Segment Open

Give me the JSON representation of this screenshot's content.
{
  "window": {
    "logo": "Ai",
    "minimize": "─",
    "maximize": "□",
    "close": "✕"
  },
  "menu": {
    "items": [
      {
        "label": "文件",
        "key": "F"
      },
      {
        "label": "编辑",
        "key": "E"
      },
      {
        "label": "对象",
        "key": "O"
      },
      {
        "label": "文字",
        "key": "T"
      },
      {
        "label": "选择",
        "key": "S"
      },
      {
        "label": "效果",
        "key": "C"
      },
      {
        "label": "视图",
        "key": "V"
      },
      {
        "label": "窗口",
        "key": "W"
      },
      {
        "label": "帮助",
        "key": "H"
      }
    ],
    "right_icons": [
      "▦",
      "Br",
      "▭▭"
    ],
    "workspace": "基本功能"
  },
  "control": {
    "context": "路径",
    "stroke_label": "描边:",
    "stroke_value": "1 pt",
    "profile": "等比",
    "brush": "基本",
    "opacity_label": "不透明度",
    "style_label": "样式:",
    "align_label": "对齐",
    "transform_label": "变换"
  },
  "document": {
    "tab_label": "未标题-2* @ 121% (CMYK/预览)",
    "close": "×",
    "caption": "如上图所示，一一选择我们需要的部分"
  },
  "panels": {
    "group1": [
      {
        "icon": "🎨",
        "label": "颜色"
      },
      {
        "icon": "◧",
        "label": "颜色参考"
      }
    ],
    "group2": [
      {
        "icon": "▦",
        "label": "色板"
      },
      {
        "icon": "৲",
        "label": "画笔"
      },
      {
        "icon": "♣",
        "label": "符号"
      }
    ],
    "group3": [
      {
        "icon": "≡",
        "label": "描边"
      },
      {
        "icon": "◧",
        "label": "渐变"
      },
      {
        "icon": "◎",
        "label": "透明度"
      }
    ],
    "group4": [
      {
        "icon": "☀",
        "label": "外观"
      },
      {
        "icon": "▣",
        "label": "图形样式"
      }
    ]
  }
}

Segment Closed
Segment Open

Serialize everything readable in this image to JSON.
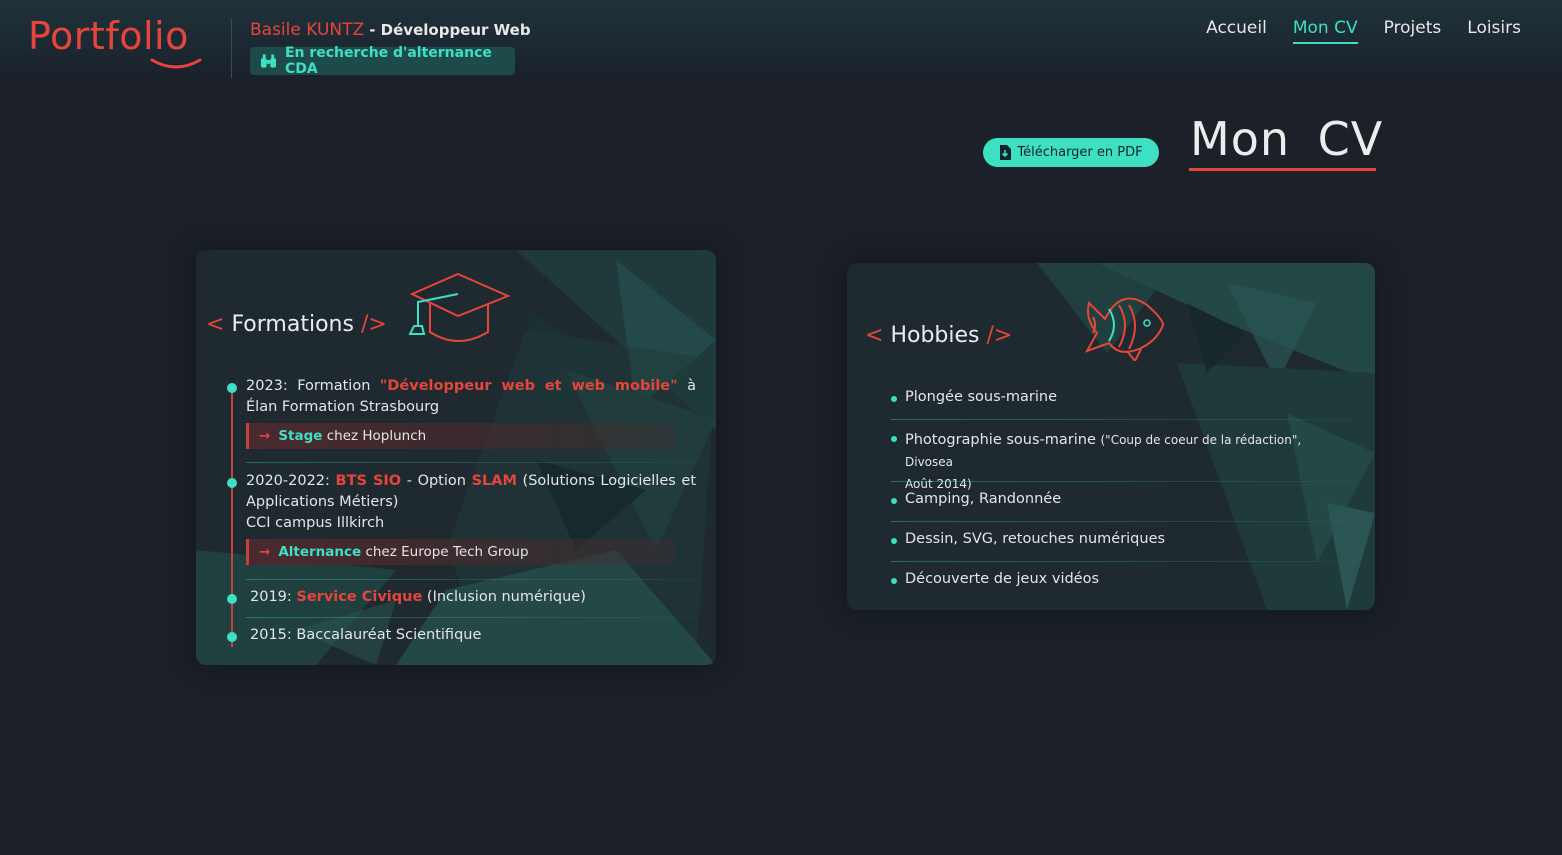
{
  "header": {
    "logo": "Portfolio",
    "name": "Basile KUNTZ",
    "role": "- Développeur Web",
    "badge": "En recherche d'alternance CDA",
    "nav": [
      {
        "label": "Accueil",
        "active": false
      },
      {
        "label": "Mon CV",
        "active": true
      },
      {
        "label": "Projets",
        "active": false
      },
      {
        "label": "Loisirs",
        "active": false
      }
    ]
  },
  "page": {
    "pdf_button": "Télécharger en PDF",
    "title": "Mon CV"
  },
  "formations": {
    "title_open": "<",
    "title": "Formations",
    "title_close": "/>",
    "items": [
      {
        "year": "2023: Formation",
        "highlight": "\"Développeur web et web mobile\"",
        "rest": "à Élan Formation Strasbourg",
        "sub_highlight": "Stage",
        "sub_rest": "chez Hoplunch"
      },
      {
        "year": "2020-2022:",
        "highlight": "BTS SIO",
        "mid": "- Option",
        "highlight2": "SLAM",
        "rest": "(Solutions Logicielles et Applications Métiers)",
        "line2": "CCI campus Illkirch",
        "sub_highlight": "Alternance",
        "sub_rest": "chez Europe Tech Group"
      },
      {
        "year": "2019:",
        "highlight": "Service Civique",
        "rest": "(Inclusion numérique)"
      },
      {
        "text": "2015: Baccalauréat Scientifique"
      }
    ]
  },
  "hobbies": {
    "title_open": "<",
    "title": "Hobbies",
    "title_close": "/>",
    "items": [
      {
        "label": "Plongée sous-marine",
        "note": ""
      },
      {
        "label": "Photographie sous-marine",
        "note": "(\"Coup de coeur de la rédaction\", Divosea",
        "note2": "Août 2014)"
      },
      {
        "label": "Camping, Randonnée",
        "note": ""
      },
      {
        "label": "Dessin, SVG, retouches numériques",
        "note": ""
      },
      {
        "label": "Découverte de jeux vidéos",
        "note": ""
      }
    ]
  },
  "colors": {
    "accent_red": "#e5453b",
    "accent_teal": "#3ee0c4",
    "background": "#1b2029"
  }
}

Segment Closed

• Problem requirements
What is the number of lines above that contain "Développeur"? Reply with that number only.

• Reply
2